ILGA : World Survey of Laws  On 13 May 2015, the 10th edition of State-Sponsored Homophobia: A World Survey of Laws: criminalisation, protection and recognition of same-sex love will be launched by ILGA (the International Lesbian, Gay, Bisexual, Trans and Intersex Association), in Geneva. The Report will be launched by UN High Commissioner, Mr. Zeid Ra’ad Al Hussein, in Geneva.

Alongside an in-depth report, ILGA produces the World Map, which is very widely disseminated across the globe, and referred to as an authoritative source on the nature and numbers of existing criminalising States. The 9th edition from 2014 version of the report can be found at: http://old.ilga.org/Statehomophobia/ILGA_SSHR_2014_Eng.pdf, and the map can be downloaded from: http://old.ilga.org/Statehomophobia/ILGA_Map_2014_ENG.pdf. Both of these are translated into the six official UN languages, and are disseminated directly to ILGA’s 1,100 member organisations, a very wide range of ally organisations in various sectors, as well as to all UN country and regional desks and targeted individuals at the United Nations in Geneva and New York.

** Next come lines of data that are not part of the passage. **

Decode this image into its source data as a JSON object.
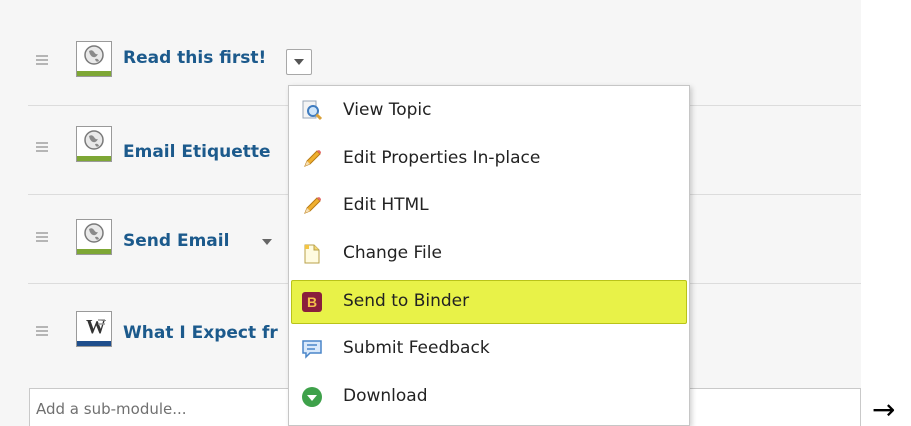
{
  "topics": [
    {
      "title": "Read this first!",
      "icon": "web-page-icon"
    },
    {
      "title": "Email Etiquette",
      "icon": "web-page-icon"
    },
    {
      "title": "Send Email",
      "icon": "web-page-icon"
    },
    {
      "title": "What I Expect fr",
      "icon": "word-document-icon"
    }
  ],
  "submodule": {
    "placeholder": "Add a sub-module..."
  },
  "menu": {
    "items": [
      {
        "label": "View Topic",
        "icon": "view-magnifier-icon"
      },
      {
        "label": "Edit Properties In-place",
        "icon": "pencil-icon"
      },
      {
        "label": "Edit HTML",
        "icon": "pencil-icon"
      },
      {
        "label": "Change File",
        "icon": "file-icon"
      },
      {
        "label": "Send to Binder",
        "icon": "binder-b-icon",
        "highlighted": true
      },
      {
        "label": "Submit Feedback",
        "icon": "feedback-bubble-icon"
      },
      {
        "label": "Download",
        "icon": "download-icon"
      }
    ]
  },
  "right_arrow": "→",
  "colors": {
    "title": "#1c5a8c",
    "highlight": "#e8f248",
    "web_bar": "#7ea735",
    "binder": "#8a1e3c"
  }
}
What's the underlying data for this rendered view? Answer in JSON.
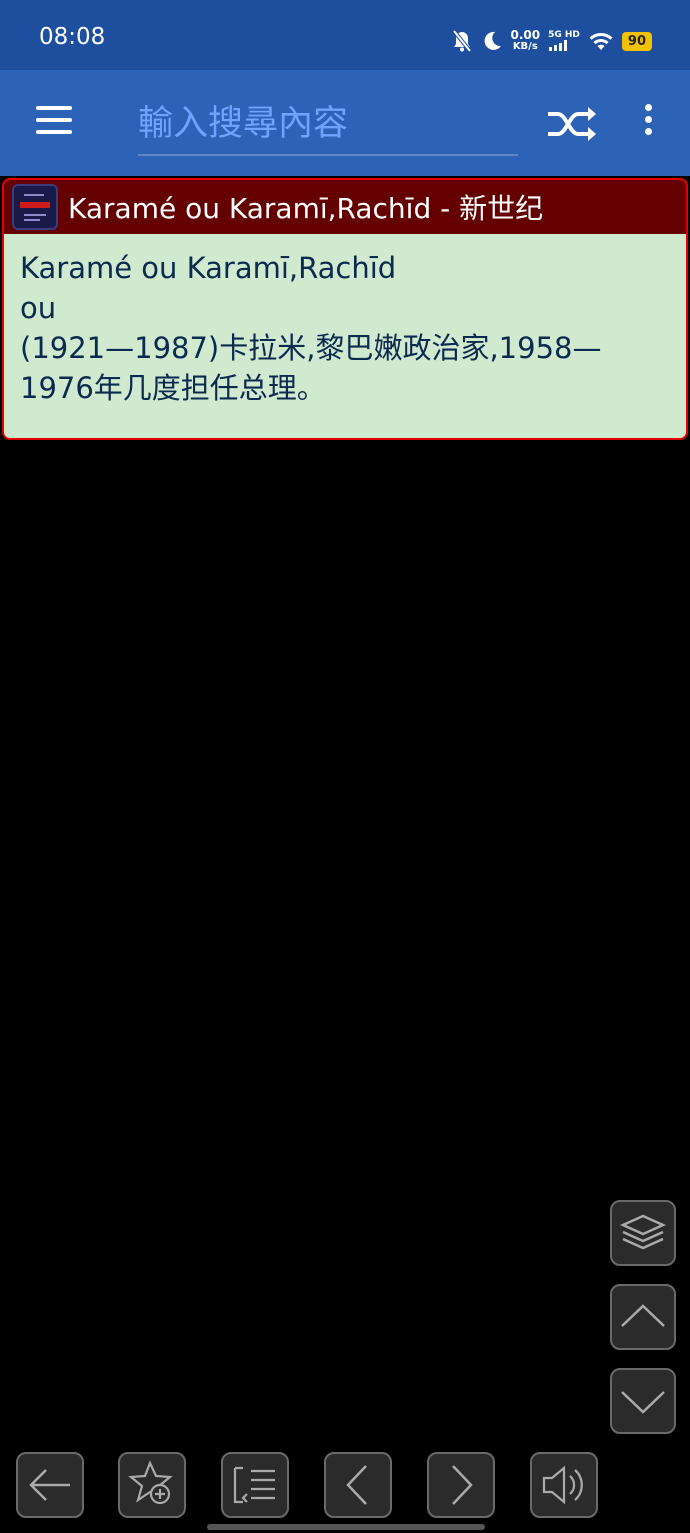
{
  "status_bar": {
    "time": "08:08",
    "net_speed": "0.00",
    "net_unit": "KB/s",
    "network": "5G HD",
    "battery": "90",
    "icons": [
      "mute-bell-icon",
      "moon-icon",
      "wifi-icon",
      "battery-icon"
    ]
  },
  "toolbar": {
    "search_placeholder": "輸入搜尋內容",
    "icons": [
      "menu-icon",
      "shuffle-icon",
      "more-vert-icon"
    ]
  },
  "entry": {
    "header_title": "Karamé ou Karamī,Rachīd - 新世纪",
    "line1": "Karamé ou Karamī,Rachīd",
    "line2": "ou",
    "line3": "(1921—1987)卡拉米,黎巴嫩政治家,1958—1976年几度担任总理。"
  },
  "side_buttons": [
    "layers-icon",
    "chevron-up-icon",
    "chevron-down-icon"
  ],
  "bottom_bar": [
    "back-arrow-icon",
    "favorite-add-icon",
    "list-icon",
    "prev-icon",
    "next-icon",
    "speaker-icon"
  ],
  "colors": {
    "status_bg": "#1e4e9e",
    "toolbar_bg": "#2d63b6",
    "card_header_bg": "#650000",
    "card_border": "#e40000",
    "card_body_bg": "#d0ead0",
    "card_text": "#0b2a4e"
  }
}
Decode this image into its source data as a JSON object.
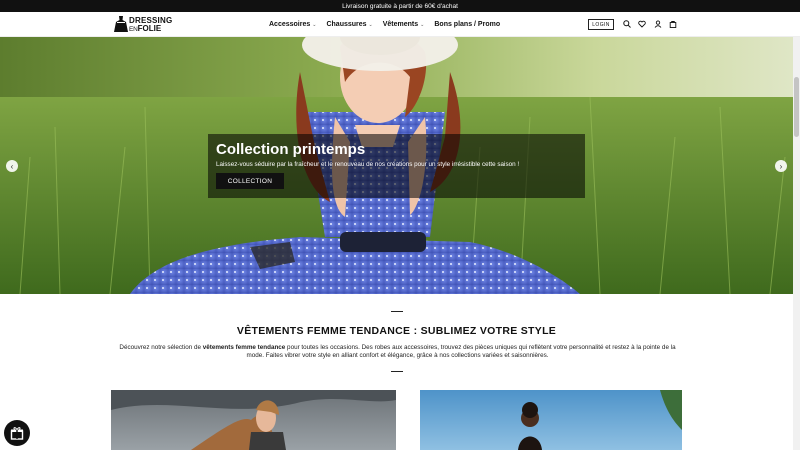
{
  "announcement": "Livraison gratuite à partir de 60€ d'achat",
  "brand": {
    "line1": "DRESSING",
    "line2_en": "EN",
    "line2": "FOLIE"
  },
  "nav": [
    {
      "label": "Accessoires",
      "has_dropdown": true
    },
    {
      "label": "Chaussures",
      "has_dropdown": true
    },
    {
      "label": "Vêtements",
      "has_dropdown": true
    },
    {
      "label": "Bons plans / Promo",
      "has_dropdown": false
    }
  ],
  "header": {
    "login_label": "LOGIN",
    "icons": [
      "search-icon",
      "heart-icon",
      "user-icon",
      "cart-icon"
    ]
  },
  "hero": {
    "title": "Collection printemps",
    "subtitle": "Laissez-vous séduire par la fraîcheur et le renouveau de nos créations pour un style irrésistible cette saison !",
    "button": "COLLECTION",
    "prev": "‹",
    "next": "›"
  },
  "section": {
    "heading": "VÊTEMENTS FEMME TENDANCE : SUBLIMEZ VOTRE STYLE",
    "desc_start": "Découvrez notre sélection de ",
    "desc_bold": "vêtements femme tendance",
    "desc_end": " pour toutes les occasions. Des robes aux accessoires, trouvez des pièces uniques qui reflètent votre personnalité et restez à la pointe de la mode. Faites vibrer votre style en alliant confort et élégance, grâce à nos collections variées et saisonnières."
  },
  "colors": {
    "topbar": "#111111",
    "accent": "#111111",
    "overlay": "rgba(0,0,0,0.55)"
  },
  "widget": {
    "icon": "gift-icon"
  }
}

The only global document of its kind produced on an annual basis, as its name suggests it includes a listing of, information on and links to laws under a series of headings: same-sex sexual behavior legal or illegal, non-discrimination in the workplace, (un)equal age of consent, marriage and partnership rights, and so on. Further, it lays out the texts of the laws in criminalising states – specifying what exactly is being outlawed (for example, “sodomy”, “buggery”, “acts against nature”, “homosexuality”), and provides links to the Gazettes or legal instruments in which these legal provisions are found. In the entries on these states, the authors have researched state responses to recent recommendations at the Universal Periodic Review, Treaty Bodies and other UN mechanisms.

The final section of the publication is a series of essays on developments in sexual orientation activism in legal and policy spheres from legal experts worldwide. In this year’s edition, there will be an essay on intersectionality in LGBTI activism from the international NGO, Sexual Rights Initiative, as well as an essay on sexual orientation and gender identity developments at the UN.

ILGA moved their offices from Brussels to Geneva in 2014, having achieved ECOSOC status in 2013. Last year the publication was launched by outgoing UN High Commissioner for Human Rights, Navanethem Pillay, and this year it will be launched by the new High Commissioner, Mr. Zeid Ra’ad Al Hussein. High-level interest in the publication is growing and it is being increasingly cited in UN fora. The authors of State-Sponsored Homophobia are Aengus Carroll (Ireland) and Lucas Paoli Itaborahy (Brazil).